Chemicals for possible fentanyl production seized in Arizona
PHOENIX (AP) — U.S. agents in southern Arizona said Thursday they seized up to 440 pounds (about 200 kilograms) of what they suspect is a precursor chemical often used to manufacture the dangerous drug fentanyl, a chilling sign that producers may be moving to manufacture the deadly synthetic opioid on American soil.
The powdered chemical was being transported by agents Thursday morning from a residence and warehouse in Tucson, where it had been sent in recent months in a series of suspicious packages from China that did not identify their contents, said Leo Lamas, the deputy special agent in charge for Homeland Security Investigations in Tucson.

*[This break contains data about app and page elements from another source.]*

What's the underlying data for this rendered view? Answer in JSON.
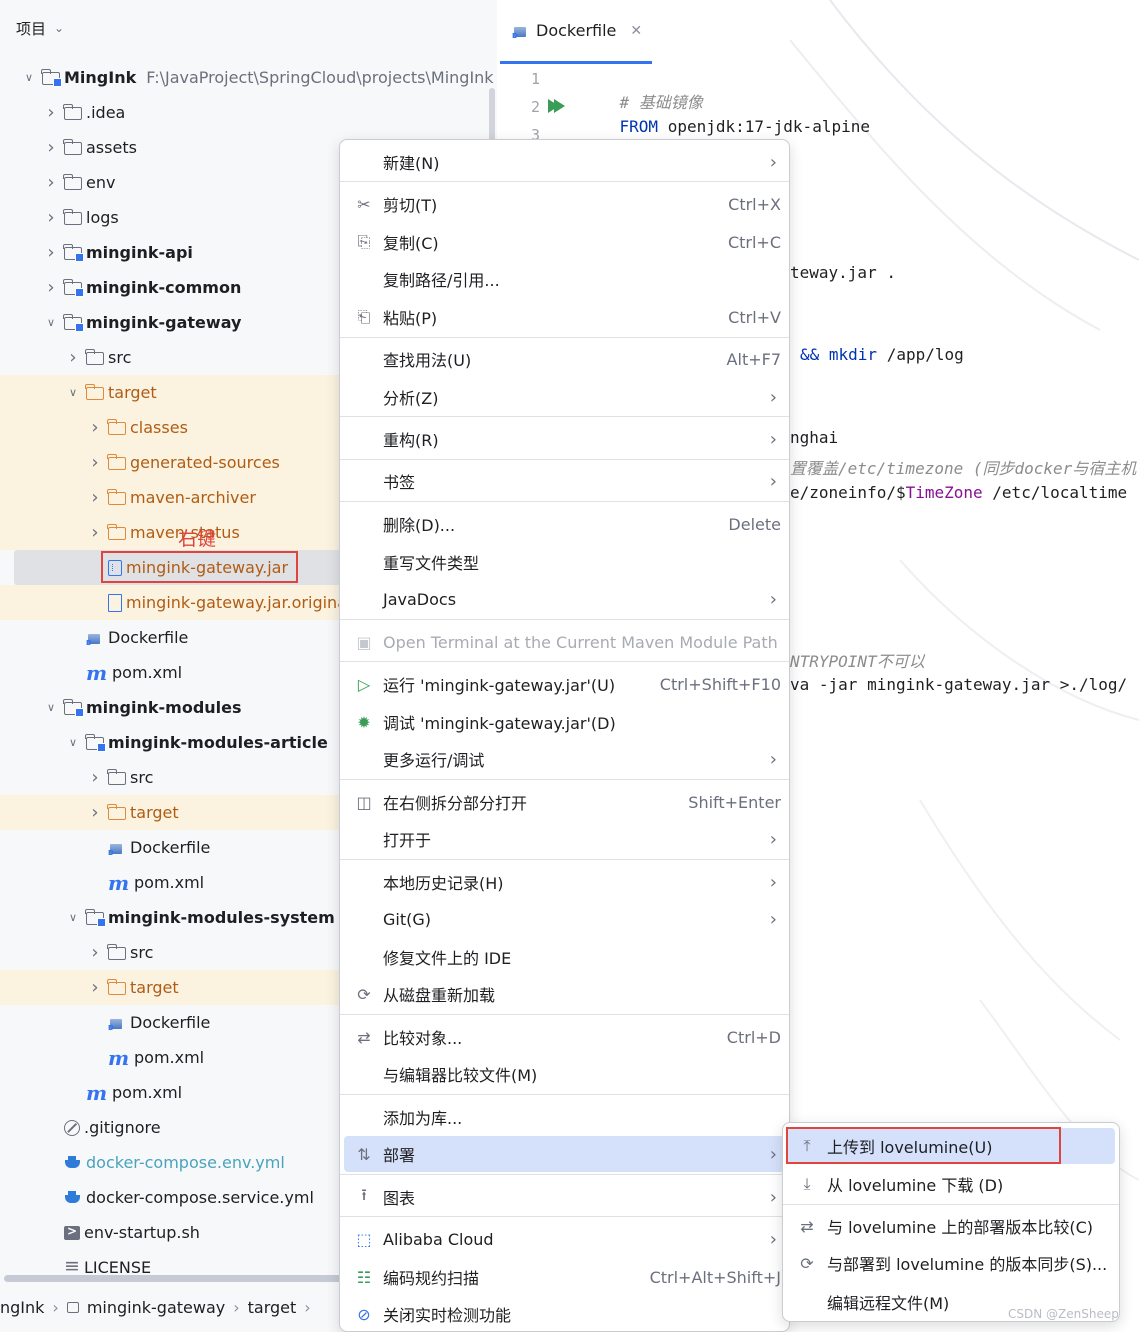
{
  "project_panel": {
    "title": "项目",
    "tree": [
      {
        "label": "MingInk",
        "path": "F:\\JavaProject\\SpringCloud\\projects\\MingInk",
        "type": "module",
        "depth": 1,
        "arrow": "open",
        "bold": true
      },
      {
        "label": ".idea",
        "type": "folder",
        "depth": 2,
        "arrow": "closed"
      },
      {
        "label": "assets",
        "type": "folder",
        "depth": 2,
        "arrow": "closed"
      },
      {
        "label": "env",
        "type": "folder",
        "depth": 2,
        "arrow": "closed"
      },
      {
        "label": "logs",
        "type": "folder",
        "depth": 2,
        "arrow": "closed"
      },
      {
        "label": "mingink-api",
        "type": "module",
        "depth": 2,
        "arrow": "closed",
        "bold": true
      },
      {
        "label": "mingink-common",
        "type": "module",
        "depth": 2,
        "arrow": "closed",
        "bold": true
      },
      {
        "label": "mingink-gateway",
        "type": "module",
        "depth": 2,
        "arrow": "open",
        "bold": true
      },
      {
        "label": "src",
        "type": "folder",
        "depth": 3,
        "arrow": "closed"
      },
      {
        "label": "target",
        "type": "folder-orange",
        "depth": 3,
        "arrow": "open",
        "excluded": true
      },
      {
        "label": "classes",
        "type": "folder-orange",
        "depth": 4,
        "arrow": "closed",
        "excluded": true
      },
      {
        "label": "generated-sources",
        "type": "folder-orange",
        "depth": 4,
        "arrow": "closed",
        "excluded": true
      },
      {
        "label": "maven-archiver",
        "type": "folder-orange",
        "depth": 4,
        "arrow": "closed",
        "excluded": true
      },
      {
        "label": "maven-status",
        "type": "folder-orange",
        "depth": 4,
        "arrow": "closed",
        "excluded": true
      },
      {
        "label": "mingink-gateway.jar",
        "type": "jar",
        "depth": 4,
        "arrow": "none",
        "excluded": true,
        "selected": true
      },
      {
        "label": "mingink-gateway.jar.original",
        "type": "file",
        "depth": 4,
        "arrow": "none",
        "excluded": true
      },
      {
        "label": "Dockerfile",
        "type": "docker",
        "depth": 3,
        "arrow": "none"
      },
      {
        "label": "pom.xml",
        "type": "pom",
        "depth": 3,
        "arrow": "none"
      },
      {
        "label": "mingink-modules",
        "type": "module",
        "depth": 2,
        "arrow": "open",
        "bold": true
      },
      {
        "label": "mingink-modules-article",
        "type": "module",
        "depth": 3,
        "arrow": "open",
        "bold": true
      },
      {
        "label": "src",
        "type": "folder",
        "depth": 4,
        "arrow": "closed"
      },
      {
        "label": "target",
        "type": "folder-orange",
        "depth": 4,
        "arrow": "closed",
        "excluded": true
      },
      {
        "label": "Dockerfile",
        "type": "docker",
        "depth": 4,
        "arrow": "none"
      },
      {
        "label": "pom.xml",
        "type": "pom",
        "depth": 4,
        "arrow": "none"
      },
      {
        "label": "mingink-modules-system",
        "type": "module",
        "depth": 3,
        "arrow": "open",
        "bold": true
      },
      {
        "label": "src",
        "type": "folder",
        "depth": 4,
        "arrow": "closed"
      },
      {
        "label": "target",
        "type": "folder-orange",
        "depth": 4,
        "arrow": "closed",
        "excluded": true
      },
      {
        "label": "Dockerfile",
        "type": "docker",
        "depth": 4,
        "arrow": "none"
      },
      {
        "label": "pom.xml",
        "type": "pom",
        "depth": 4,
        "arrow": "none"
      },
      {
        "label": "pom.xml",
        "type": "pom",
        "depth": 3,
        "arrow": "none"
      },
      {
        "label": ".gitignore",
        "type": "ignore",
        "depth": 2,
        "arrow": "none"
      },
      {
        "label": "docker-compose.env.yml",
        "type": "whale",
        "depth": 2,
        "arrow": "none",
        "teal": true
      },
      {
        "label": "docker-compose.service.yml",
        "type": "whale",
        "depth": 2,
        "arrow": "none"
      },
      {
        "label": "env-startup.sh",
        "type": "sh",
        "depth": 2,
        "arrow": "none"
      },
      {
        "label": "LICENSE",
        "type": "lines",
        "depth": 2,
        "arrow": "none"
      }
    ],
    "annotation": "右键",
    "breadcrumb": [
      "ngInk",
      "mingink-gateway",
      "target"
    ]
  },
  "editor": {
    "tab_label": "Dockerfile",
    "line_numbers": [
      "1",
      "2",
      "3"
    ],
    "lines": [
      {
        "parts": [
          {
            "t": "# 基础镜像",
            "c": "comment"
          }
        ]
      },
      {
        "parts": [
          {
            "t": "FROM",
            "c": "kw"
          },
          {
            "t": " openjdk:17-jdk-alpine",
            "c": ""
          }
        ]
      }
    ],
    "fragments": [
      {
        "t": "teway.jar .",
        "c": ""
      },
      {
        "t": "&& mkdir",
        "c": "kw"
      },
      {
        "t": " /app/log",
        "c": ""
      },
      {
        "t": "nghai",
        "c": ""
      },
      {
        "t": "置覆盖/etc/timezone (同步docker与宿主机",
        "c": "comment"
      },
      {
        "t": "e/zoneinfo/$",
        "c": ""
      },
      {
        "t": "TimeZone",
        "c": "purple"
      },
      {
        "t": " /etc/localtime",
        "c": ""
      },
      {
        "t": "NTRYPOINT不可以",
        "c": "comment"
      },
      {
        "t": "va -jar mingink-gateway.jar >./log/",
        "c": ""
      }
    ]
  },
  "context_menu": {
    "items": [
      {
        "label": "新建(N)",
        "icon": "",
        "shortcut": "",
        "submenu": true
      },
      {
        "label": "剪切(T)",
        "icon": "scissors-icon",
        "shortcut": "Ctrl+X"
      },
      {
        "label": "复制(C)",
        "icon": "copy-icon",
        "shortcut": "Ctrl+C"
      },
      {
        "label": "复制路径/引用...",
        "icon": "",
        "shortcut": ""
      },
      {
        "label": "粘贴(P)",
        "icon": "paste-icon",
        "shortcut": "Ctrl+V"
      },
      {
        "label": "查找用法(U)",
        "icon": "",
        "shortcut": "Alt+F7"
      },
      {
        "label": "分析(Z)",
        "icon": "",
        "shortcut": "",
        "submenu": true
      },
      {
        "label": "重构(R)",
        "icon": "",
        "shortcut": "",
        "submenu": true
      },
      {
        "label": "书签",
        "icon": "",
        "shortcut": "",
        "submenu": true
      },
      {
        "label": "删除(D)...",
        "icon": "",
        "shortcut": "Delete"
      },
      {
        "label": "重写文件类型",
        "icon": "",
        "shortcut": ""
      },
      {
        "label": "JavaDocs",
        "icon": "",
        "shortcut": "",
        "submenu": true
      },
      {
        "label": "Open Terminal at the Current Maven Module Path",
        "icon": "terminal-icon",
        "shortcut": "",
        "disabled": true
      },
      {
        "label": "运行 'mingink-gateway.jar'(U)",
        "icon": "run-icon",
        "shortcut": "Ctrl+Shift+F10"
      },
      {
        "label": "调试 'mingink-gateway.jar'(D)",
        "icon": "debug-icon",
        "shortcut": ""
      },
      {
        "label": "更多运行/调试",
        "icon": "",
        "shortcut": "",
        "submenu": true
      },
      {
        "label": "在右侧拆分部分打开",
        "icon": "split-icon",
        "shortcut": "Shift+Enter"
      },
      {
        "label": "打开于",
        "icon": "",
        "shortcut": "",
        "submenu": true
      },
      {
        "label": "本地历史记录(H)",
        "icon": "",
        "shortcut": "",
        "submenu": true
      },
      {
        "label": "Git(G)",
        "icon": "",
        "shortcut": "",
        "submenu": true
      },
      {
        "label": "修复文件上的 IDE",
        "icon": "",
        "shortcut": ""
      },
      {
        "label": "从磁盘重新加载",
        "icon": "reload-icon",
        "shortcut": ""
      },
      {
        "label": "比较对象...",
        "icon": "compare-icon",
        "shortcut": "Ctrl+D"
      },
      {
        "label": "与编辑器比较文件(M)",
        "icon": "",
        "shortcut": ""
      },
      {
        "label": "添加为库...",
        "icon": "",
        "shortcut": ""
      },
      {
        "label": "部署",
        "icon": "deploy-icon",
        "shortcut": "",
        "submenu": true,
        "active": true
      },
      {
        "label": "图表",
        "icon": "diagram-icon",
        "shortcut": "",
        "submenu": true
      },
      {
        "label": "Alibaba Cloud",
        "icon": "alibaba-cloud-icon",
        "shortcut": "",
        "submenu": true
      },
      {
        "label": "编码规约扫描",
        "icon": "scan-icon",
        "shortcut": "Ctrl+Alt+Shift+J"
      },
      {
        "label": "关闭实时检测功能",
        "icon": "stop-icon",
        "shortcut": ""
      }
    ]
  },
  "deploy_submenu": {
    "items": [
      {
        "label": "上传到 lovelumine(U)",
        "icon": "upload-icon",
        "active": true
      },
      {
        "label": "从 lovelumine 下载 (D)",
        "icon": "download-icon"
      },
      {
        "label": "与 lovelumine 上的部署版本比较(C)",
        "icon": "compare-icon"
      },
      {
        "label": "与部署到 lovelumine 的版本同步(S)...",
        "icon": "sync-icon"
      },
      {
        "label": "编辑远程文件(M)",
        "icon": ""
      }
    ]
  },
  "watermark": "CSDN @ZenSheep"
}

There were no immediate reports of arrests after agents with federal search warrants entered the locations and found no people inside.
“If criminal entrepreneurs start producing fentanyl here, it could become a frightening situation for the United States,” said Mike Vigil, former head of international operations for the Drug Enforcement Administration. “If the chemicals do turn out to be precursors, this could really aggravate fentanyl distribution and overdoses.”
“Once you have a drug trend like this, it can catch on and spread quickly,” Vigil added.
Lamas said the agency launched the investigation several months ago after learning suspicious packages containing the chemical, which he did not name, were being shipped to the two locations from China. DEA agents and Tucson police provided important support, he said.
He said the agency was still investigating who was involved in shipping and storing the chemicals and did not yet know if they were part of a local crime group or an international drug organization.
If further investigation shows that the chemicals were destined for fentanyl production, Thursday’s seizure could mark a new model for how it is manufactured, making it more readily available to consumers in the United States.
Already, the DEA calls fentanyl the deadliest drug in the nation. Two-thirds of the 107,000 overdose deaths in the country in 2021 were attributed to synthetic opioids like fentanyl, the U.S. Centers for Disease Control and Prevention says.
Originally developed as a legal drug to treat intense pain from ailments including cancer, Mexican drug cartels in recent years have produced most of the illegal fentanyl seen in the U.S., smuggling it inside vehicles or strapped to pedestrians crossing at ports of entry along the international border.
“I consider fentanyl to probably be the most dangerous controlled substance we’ve ever had to deal with,” said Lamas.
The drug is sold in various forms, including blue pills designed to look like oxycodone, known locally in southern Arizona as “Mexican oxy.” In its powder form, fentanyl is often mixed with other drugs like heroin or methamphetamine.
But investigators in recent months have seen incipient signs that producers may be trying to make fentanyl inside the U.S., said Lamas.
“Over the last, I would say a year or so, we have started to uncover pill presses domestically in the United States,” he said.
“Certainly, these criminal organizations know that the emphasis is at the border,” Lamas said of interdiction efforts. Importing precursors from China and producing fentanyl domestically would be “just another mechanism that these criminal organizations will attempt to get their products sold in the United States,” he added.
Cheap to produce and buy, fentanyl has exploded in popularity in recent years. But even a tiny dose can be fatal because it’s 50 times more potent than heroin and producers don’t tend to worry about quality control when pressing the powder into pills or lacing it with other drugs.
Addiction to fentanyl has spread through homeless populations in Los Angeles and other large western cities where it is sold in small doses at low cost.
“What makes it so much more dangerous is because it really doesn’t discriminate in terms of economics,” said Lamas. “It’s available to anybody.”
Copyright 2023 The Associated Press. All rights reserved. This material may not be published, broadcast, rewritten or redistributed without permission.